(App and web page records)
+ + + + + + +

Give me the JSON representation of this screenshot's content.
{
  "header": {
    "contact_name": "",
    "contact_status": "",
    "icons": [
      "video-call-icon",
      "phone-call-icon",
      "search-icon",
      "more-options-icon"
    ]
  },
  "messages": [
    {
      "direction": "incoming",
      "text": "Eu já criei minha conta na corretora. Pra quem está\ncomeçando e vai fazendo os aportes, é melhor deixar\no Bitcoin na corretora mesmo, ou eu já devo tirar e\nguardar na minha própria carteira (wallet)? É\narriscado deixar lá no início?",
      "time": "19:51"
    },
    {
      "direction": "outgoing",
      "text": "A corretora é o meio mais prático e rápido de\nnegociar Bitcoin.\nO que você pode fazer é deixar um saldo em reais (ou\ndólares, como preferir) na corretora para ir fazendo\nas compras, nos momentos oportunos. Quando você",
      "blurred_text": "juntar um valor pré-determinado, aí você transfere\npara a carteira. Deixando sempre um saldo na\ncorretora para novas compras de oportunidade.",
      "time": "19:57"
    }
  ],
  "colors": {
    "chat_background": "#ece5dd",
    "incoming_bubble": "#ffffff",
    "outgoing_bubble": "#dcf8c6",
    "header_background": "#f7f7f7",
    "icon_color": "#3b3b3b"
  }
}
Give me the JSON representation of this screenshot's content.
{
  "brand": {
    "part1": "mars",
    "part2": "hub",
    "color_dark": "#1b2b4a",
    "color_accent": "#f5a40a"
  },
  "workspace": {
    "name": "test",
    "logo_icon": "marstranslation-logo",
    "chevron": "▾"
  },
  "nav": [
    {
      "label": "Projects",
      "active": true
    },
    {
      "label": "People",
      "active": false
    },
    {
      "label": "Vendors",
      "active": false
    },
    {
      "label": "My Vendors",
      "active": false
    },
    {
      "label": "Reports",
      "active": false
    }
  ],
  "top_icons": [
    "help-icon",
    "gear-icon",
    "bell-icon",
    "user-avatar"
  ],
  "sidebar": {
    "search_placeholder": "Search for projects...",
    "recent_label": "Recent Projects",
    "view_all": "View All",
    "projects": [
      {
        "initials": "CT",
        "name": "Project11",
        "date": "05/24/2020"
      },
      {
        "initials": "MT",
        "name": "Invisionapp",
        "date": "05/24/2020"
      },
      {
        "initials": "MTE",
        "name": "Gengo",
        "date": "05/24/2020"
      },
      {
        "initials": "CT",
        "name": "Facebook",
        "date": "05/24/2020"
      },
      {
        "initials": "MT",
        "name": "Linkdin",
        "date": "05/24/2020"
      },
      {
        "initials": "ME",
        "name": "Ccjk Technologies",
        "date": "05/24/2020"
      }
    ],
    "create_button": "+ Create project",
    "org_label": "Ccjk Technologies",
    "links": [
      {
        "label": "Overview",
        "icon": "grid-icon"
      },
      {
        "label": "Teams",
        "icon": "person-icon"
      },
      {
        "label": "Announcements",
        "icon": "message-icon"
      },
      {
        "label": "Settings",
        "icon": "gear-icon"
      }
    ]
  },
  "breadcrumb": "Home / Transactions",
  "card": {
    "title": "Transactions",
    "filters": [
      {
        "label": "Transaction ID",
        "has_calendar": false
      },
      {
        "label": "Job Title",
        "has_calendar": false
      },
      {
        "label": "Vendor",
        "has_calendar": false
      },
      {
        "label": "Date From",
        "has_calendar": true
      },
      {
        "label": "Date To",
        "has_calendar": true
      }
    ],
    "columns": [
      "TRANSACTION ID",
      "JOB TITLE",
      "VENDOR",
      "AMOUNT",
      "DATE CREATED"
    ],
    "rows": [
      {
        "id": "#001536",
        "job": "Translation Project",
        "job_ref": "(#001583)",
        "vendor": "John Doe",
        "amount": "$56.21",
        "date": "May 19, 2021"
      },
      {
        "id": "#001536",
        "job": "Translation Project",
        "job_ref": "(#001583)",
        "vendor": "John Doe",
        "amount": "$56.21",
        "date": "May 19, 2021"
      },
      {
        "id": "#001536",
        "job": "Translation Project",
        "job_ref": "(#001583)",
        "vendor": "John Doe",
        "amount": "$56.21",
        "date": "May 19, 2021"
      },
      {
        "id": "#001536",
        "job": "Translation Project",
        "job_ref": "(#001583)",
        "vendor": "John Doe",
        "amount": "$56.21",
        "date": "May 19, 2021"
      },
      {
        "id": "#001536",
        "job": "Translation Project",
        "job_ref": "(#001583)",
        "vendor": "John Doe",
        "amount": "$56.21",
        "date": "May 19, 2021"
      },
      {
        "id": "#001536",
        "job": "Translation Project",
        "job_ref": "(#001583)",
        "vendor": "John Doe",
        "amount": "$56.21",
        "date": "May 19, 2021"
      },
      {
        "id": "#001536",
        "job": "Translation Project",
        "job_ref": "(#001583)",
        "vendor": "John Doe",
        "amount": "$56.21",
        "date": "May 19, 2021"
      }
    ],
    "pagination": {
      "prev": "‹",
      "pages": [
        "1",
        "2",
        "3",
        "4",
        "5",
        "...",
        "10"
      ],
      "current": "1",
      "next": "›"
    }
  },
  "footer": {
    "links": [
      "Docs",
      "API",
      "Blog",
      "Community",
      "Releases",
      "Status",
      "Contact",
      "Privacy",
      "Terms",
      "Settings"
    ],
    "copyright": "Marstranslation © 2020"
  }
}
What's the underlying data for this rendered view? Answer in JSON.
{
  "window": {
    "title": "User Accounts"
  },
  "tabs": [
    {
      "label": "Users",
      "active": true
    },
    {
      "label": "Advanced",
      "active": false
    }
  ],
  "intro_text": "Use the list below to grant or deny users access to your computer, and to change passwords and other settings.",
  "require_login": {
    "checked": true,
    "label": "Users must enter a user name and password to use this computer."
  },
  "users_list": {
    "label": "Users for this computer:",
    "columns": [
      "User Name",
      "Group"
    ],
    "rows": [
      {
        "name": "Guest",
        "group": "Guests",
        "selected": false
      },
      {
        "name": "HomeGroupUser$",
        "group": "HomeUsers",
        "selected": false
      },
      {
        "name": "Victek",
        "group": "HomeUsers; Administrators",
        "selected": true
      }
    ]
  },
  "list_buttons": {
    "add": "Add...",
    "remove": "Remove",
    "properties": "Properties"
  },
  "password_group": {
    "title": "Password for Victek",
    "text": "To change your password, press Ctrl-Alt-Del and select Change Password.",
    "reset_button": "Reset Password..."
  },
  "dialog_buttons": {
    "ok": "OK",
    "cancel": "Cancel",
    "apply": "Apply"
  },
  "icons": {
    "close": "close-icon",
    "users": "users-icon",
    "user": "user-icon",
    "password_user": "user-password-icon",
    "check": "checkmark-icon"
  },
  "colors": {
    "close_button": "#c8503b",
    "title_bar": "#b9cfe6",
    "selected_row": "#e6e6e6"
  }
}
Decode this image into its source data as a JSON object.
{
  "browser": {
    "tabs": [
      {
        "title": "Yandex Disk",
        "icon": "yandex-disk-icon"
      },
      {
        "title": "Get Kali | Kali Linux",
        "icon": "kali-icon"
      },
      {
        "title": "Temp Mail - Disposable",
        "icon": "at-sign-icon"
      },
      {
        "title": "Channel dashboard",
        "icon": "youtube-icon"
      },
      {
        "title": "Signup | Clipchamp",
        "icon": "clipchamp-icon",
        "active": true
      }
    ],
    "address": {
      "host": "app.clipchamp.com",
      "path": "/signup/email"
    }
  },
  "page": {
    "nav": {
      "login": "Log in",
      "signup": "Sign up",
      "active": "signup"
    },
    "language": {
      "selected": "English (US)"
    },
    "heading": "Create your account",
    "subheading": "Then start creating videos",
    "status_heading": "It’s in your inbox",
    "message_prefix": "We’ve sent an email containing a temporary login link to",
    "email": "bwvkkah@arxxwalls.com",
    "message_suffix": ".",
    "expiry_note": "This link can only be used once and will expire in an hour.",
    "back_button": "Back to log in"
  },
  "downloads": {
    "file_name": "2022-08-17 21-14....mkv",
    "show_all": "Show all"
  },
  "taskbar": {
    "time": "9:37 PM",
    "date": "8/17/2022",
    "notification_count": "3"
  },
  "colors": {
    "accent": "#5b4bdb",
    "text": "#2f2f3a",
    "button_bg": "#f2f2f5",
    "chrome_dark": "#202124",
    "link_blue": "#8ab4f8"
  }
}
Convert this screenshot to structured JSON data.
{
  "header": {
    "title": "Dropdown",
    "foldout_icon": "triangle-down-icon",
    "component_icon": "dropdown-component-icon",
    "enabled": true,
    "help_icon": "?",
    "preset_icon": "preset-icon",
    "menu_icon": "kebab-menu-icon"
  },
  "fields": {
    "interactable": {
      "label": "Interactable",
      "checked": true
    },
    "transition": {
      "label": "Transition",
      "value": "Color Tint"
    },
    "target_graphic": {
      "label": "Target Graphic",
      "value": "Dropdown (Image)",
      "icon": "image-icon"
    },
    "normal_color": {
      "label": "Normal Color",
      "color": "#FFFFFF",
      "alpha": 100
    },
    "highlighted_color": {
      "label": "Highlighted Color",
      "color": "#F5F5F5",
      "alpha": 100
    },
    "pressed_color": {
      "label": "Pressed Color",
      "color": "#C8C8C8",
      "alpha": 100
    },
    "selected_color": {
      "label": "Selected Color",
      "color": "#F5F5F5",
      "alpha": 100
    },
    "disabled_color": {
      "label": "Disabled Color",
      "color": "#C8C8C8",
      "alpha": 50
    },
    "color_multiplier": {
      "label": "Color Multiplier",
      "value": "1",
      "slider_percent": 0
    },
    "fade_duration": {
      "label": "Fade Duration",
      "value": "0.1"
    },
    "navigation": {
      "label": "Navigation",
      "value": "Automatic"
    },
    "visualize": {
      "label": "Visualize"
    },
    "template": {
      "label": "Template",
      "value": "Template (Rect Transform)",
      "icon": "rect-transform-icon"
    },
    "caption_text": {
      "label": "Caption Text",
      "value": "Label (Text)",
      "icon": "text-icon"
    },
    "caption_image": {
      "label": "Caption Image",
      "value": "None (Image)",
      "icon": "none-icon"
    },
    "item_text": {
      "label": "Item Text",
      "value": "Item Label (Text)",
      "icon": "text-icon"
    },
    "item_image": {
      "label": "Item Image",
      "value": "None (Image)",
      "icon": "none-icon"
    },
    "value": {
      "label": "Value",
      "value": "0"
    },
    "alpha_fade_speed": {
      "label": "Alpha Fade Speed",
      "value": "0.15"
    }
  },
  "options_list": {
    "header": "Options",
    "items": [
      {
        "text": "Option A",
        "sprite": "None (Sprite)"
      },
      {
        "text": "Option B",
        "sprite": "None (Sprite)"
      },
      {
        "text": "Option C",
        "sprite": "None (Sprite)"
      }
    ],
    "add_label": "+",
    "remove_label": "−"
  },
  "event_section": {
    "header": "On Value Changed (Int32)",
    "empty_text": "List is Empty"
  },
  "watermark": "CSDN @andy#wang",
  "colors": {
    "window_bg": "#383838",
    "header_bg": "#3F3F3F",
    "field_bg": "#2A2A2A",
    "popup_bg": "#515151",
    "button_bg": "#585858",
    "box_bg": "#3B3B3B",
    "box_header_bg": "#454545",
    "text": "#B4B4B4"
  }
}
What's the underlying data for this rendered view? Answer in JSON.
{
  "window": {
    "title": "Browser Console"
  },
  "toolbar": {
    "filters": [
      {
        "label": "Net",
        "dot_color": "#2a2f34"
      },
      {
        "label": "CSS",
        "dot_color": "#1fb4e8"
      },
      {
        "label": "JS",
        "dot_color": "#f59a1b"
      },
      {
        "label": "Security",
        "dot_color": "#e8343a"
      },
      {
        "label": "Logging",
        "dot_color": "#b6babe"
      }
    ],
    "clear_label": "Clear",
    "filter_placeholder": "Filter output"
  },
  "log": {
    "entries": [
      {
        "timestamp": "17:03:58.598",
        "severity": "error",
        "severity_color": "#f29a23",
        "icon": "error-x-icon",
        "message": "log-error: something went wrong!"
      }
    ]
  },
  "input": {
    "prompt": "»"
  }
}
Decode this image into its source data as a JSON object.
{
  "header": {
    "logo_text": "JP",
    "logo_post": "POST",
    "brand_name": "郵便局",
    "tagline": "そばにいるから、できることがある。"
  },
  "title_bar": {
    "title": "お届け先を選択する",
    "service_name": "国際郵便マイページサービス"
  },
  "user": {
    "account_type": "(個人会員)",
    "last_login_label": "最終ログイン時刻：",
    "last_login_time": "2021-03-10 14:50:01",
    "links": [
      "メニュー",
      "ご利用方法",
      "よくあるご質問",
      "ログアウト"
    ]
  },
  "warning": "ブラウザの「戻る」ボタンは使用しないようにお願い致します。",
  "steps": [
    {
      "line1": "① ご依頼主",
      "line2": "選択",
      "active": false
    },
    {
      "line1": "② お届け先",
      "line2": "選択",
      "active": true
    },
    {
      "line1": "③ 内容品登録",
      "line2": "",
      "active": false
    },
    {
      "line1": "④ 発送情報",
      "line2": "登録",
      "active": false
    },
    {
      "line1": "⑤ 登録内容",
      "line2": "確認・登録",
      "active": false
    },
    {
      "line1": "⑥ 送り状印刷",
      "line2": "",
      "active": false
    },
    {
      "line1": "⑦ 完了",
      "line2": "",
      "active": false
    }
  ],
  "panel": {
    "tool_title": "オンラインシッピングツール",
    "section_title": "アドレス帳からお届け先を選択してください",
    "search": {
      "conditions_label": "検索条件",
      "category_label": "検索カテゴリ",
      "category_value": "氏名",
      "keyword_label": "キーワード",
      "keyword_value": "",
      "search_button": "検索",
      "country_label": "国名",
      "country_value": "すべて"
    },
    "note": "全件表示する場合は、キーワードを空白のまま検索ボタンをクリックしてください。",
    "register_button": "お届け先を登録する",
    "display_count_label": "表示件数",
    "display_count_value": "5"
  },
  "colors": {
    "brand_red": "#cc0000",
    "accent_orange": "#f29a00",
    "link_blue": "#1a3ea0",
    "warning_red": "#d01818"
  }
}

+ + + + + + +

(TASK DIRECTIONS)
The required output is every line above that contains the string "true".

(EXERCISE RESULT)
      "active": true
        "has_calendar": true
        "has_calendar": true
      "active": true
    "checked": true,
        "selected": true
        "active": true
    "enabled": true,
      "checked": true
      "active": true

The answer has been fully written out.